Carbon dioxide (CO2) capture from the fossil fuel combustion exhaust of industrial plants remains a key area of Earth-based sustainability research and development. Technology for CO2 capture and sequestration has long been regarded as critical for reducing atmospheric CO2 emissions; however, the CO2 capture step is still very energy inefficient and expensive.
Technology breakthroughs that can reduce the cost of CO2 capture are still needed for plant operators to implement CO2 sequestration globally, especially where there are no regulatory drivers. By utilizing both the unique flow and separation physics of fluids in microgravity, as well as techniques for the synthesis of novel capture media, the International Space Station (ISS) may serve as a valuable platform to advance CO2 capture technology.
As an example, Houston-based startup Cemsica sought to leverage microgravity conditions on the ISS to improve the synthesis of novel nanoporous membranes for the separation of CO2 from combustion exhaust streams or air. Cemsica’s membranes contain porous nanoparticles that enable precise separation of CO2 from other gases. Gravity affects the ordering of particles at the nanoscale, and the synthesis of the membrane material in microgravity could result in nanoparticles with more consistent pore size and shape—potentially improving the CO2 separation performance of the membranes.
Through their ISS U.S. National Laboratory investigation, Cemsica aimed to resolve current manufacturing challenges to develop lower-cost membranes with improved properties.

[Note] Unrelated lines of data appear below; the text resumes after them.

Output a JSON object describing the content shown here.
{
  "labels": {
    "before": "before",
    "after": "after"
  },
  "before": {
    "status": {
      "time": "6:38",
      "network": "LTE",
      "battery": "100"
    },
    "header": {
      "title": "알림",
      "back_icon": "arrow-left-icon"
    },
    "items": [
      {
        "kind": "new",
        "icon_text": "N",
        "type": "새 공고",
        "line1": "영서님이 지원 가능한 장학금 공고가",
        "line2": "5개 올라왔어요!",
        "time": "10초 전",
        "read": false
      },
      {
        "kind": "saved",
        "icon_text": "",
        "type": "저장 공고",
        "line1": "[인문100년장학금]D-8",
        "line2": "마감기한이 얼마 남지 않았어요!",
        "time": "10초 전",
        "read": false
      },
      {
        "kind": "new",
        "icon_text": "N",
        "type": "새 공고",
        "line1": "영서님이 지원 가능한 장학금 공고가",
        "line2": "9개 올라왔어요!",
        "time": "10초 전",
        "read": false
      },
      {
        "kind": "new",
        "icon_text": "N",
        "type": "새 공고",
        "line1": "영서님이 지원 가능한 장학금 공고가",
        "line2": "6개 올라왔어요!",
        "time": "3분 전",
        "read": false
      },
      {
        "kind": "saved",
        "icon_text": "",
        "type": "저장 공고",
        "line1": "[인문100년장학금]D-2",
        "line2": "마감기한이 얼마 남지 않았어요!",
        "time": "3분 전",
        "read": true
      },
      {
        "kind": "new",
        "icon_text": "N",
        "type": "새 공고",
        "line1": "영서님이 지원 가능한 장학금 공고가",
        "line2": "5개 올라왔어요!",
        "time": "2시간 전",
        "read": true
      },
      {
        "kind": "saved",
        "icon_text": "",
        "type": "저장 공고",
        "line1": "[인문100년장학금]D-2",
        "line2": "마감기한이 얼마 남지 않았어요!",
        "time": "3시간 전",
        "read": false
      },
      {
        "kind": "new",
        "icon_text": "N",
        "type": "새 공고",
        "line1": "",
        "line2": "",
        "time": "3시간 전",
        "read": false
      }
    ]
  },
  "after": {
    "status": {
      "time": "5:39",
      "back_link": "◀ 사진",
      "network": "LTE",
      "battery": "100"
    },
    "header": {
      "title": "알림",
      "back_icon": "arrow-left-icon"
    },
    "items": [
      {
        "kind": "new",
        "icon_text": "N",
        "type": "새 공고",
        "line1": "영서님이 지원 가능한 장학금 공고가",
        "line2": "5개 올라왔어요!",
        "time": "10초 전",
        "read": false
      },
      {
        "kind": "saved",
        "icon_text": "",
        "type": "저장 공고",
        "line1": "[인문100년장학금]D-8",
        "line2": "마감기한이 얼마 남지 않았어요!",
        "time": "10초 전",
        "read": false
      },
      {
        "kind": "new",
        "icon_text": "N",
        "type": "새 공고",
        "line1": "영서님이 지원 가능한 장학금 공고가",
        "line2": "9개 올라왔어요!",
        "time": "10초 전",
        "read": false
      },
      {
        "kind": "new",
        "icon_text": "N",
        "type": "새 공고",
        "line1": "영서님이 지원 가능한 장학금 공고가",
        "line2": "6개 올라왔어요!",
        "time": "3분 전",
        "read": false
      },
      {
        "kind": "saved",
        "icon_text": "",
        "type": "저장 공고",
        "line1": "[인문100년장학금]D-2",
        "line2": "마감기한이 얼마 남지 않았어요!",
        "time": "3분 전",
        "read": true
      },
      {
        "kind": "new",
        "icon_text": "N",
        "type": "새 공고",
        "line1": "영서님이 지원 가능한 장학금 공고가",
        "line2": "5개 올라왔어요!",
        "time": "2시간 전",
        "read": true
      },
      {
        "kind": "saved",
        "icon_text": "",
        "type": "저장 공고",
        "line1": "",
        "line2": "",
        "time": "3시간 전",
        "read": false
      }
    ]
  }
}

Insight gained from such research could not only improve the production of nanoporous membranes on Earth but also lay the foundation for future in-orbit manufacturing and use.
Another closely related, active area of research is the conversion of CO2 to useful organic or inorganic materials, including attempts to mimic plant photosynthesis using novel materials and systems to capture CO2 from air. In microgravity, not only is the behavior of biological systems altered, but the molecular forces of diffusion, surface tension, and capillarity tend to dominate fluid flow phenomena in contrast to greatly diminished gravity-induced mechanisms such as sedimentation, or buoyancy-induced convection in thermal systems.
Therefore, there is ample opportunity for innovation in the areas of novel liquid solvents, solid sorbents, membrane or other materials, microfluidic reactor systems, or hybrid combinations of these technologies that could yield significant breakthroughs in CO2 capture and utilization technology for direct application in industrial plants.
To learn more about how investigators are using the unique conditions on the ISS National Lab to advance meaningful sustainability research and development, see the Upward feature “Spaceflight Studies for a Sustainable Future.”